EXERCISE - Across the whole listing, copy out every line that includes the string "Antique".

THE RECORDS -
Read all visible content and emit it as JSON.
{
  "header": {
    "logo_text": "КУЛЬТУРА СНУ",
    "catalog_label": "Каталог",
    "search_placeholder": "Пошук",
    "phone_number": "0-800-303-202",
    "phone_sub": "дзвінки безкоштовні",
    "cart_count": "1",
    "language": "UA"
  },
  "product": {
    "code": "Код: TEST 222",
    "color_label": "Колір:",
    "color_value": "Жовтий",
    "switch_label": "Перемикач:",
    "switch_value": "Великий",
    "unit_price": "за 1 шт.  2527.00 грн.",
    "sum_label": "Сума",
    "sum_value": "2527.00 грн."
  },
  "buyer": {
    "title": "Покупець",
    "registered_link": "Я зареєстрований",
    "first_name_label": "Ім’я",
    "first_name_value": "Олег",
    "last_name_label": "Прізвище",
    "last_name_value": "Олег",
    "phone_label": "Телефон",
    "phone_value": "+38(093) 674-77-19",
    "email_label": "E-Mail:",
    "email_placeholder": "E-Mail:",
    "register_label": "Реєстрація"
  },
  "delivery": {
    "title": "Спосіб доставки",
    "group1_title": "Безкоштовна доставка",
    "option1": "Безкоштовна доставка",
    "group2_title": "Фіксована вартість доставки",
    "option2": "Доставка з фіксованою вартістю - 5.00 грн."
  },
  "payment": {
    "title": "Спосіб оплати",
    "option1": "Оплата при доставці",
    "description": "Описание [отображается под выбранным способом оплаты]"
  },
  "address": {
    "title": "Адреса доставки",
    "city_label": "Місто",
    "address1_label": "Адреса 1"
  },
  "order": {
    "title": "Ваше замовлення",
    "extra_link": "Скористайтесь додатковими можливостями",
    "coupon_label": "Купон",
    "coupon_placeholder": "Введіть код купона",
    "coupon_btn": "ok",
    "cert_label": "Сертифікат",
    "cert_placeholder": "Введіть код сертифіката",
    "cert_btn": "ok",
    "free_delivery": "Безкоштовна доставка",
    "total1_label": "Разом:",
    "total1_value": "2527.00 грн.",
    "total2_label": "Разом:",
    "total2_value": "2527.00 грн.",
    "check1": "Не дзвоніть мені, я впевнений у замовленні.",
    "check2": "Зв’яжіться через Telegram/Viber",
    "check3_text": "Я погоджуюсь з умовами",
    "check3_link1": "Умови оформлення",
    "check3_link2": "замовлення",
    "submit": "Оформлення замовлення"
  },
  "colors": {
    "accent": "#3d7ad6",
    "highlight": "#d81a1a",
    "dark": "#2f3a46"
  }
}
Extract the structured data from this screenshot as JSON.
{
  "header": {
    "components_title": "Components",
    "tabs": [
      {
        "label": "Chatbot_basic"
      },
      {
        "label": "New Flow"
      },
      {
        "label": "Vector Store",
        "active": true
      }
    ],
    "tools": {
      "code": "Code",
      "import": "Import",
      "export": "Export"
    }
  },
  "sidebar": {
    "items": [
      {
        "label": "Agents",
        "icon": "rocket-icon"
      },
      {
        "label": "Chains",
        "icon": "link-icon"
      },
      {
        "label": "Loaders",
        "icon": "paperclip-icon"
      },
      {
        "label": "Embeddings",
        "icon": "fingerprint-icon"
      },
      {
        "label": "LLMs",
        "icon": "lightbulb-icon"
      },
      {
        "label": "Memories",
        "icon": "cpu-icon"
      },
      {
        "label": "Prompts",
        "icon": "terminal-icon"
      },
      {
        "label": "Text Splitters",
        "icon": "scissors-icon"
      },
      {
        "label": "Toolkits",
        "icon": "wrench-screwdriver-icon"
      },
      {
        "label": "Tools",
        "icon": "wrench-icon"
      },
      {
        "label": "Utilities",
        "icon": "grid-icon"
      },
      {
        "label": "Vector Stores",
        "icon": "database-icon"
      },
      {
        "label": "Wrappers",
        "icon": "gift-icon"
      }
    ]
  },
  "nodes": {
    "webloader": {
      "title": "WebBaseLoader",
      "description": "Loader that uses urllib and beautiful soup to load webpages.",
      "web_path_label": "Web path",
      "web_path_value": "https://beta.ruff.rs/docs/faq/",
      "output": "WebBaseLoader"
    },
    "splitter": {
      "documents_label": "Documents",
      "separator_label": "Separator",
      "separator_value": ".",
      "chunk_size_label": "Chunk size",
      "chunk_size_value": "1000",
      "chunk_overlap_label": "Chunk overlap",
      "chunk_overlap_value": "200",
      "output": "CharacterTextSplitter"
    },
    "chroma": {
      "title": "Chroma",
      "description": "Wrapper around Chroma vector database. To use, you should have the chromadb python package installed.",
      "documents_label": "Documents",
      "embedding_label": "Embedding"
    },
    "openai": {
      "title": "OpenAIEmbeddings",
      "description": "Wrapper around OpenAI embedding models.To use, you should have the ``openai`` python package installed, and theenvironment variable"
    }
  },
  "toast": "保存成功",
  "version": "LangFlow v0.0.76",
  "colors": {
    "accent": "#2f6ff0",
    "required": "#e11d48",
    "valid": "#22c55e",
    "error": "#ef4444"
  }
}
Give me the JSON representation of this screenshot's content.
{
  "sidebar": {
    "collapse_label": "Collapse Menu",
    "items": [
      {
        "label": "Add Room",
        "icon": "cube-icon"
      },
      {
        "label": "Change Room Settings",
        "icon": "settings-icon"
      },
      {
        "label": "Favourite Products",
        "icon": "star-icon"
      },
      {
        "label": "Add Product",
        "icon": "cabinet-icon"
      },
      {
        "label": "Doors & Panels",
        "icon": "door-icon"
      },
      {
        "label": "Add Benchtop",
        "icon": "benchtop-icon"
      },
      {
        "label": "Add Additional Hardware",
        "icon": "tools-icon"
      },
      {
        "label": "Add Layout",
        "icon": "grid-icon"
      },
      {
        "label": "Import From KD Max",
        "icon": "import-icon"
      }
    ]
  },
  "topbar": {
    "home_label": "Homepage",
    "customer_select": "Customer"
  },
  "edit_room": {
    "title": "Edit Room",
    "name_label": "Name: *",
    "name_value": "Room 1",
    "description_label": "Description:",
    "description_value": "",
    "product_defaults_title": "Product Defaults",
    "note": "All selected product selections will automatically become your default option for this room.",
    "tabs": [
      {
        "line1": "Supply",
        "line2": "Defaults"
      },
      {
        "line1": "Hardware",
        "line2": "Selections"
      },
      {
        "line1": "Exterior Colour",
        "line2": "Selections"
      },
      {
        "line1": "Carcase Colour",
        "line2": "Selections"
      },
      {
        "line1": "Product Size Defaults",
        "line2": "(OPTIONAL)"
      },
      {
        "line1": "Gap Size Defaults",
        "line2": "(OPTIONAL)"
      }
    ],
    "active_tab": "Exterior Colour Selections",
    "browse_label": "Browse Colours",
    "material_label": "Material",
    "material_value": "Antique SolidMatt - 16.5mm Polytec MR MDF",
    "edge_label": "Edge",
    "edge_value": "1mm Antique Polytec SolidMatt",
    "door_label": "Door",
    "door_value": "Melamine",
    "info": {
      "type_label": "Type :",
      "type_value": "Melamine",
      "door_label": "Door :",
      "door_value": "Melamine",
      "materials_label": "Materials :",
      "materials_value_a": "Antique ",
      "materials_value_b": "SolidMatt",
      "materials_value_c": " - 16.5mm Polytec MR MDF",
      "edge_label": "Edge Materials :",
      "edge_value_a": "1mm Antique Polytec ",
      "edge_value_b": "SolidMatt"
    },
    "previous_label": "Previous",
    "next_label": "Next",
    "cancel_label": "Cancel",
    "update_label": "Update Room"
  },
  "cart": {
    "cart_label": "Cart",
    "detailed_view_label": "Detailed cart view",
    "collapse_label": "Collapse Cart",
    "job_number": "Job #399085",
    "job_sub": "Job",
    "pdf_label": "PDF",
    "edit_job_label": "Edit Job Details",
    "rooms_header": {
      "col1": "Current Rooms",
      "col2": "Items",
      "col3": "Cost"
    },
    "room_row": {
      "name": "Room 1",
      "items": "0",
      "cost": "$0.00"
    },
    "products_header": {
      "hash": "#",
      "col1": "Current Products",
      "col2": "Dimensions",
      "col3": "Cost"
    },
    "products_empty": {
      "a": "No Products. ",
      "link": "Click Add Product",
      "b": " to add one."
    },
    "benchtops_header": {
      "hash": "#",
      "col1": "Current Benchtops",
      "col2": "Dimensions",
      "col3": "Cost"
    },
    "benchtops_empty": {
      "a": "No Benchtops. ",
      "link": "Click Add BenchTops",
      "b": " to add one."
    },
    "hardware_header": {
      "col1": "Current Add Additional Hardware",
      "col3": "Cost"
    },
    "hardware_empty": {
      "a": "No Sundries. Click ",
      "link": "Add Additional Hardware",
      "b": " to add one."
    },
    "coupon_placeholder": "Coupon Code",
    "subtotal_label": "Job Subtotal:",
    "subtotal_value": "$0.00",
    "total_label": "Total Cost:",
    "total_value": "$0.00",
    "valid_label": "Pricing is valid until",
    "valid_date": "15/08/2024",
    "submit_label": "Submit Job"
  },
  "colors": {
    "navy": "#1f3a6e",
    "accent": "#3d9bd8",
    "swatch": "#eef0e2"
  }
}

RESPONSE TO THE TASK -
    "material_value": "Antique SolidMatt - 16.5mm Polytec MR MDF",
    "edge_value": "1mm Antique Polytec SolidMatt",
      "materials_value_a": "Antique ",
      "edge_value_a": "1mm Antique Polytec ",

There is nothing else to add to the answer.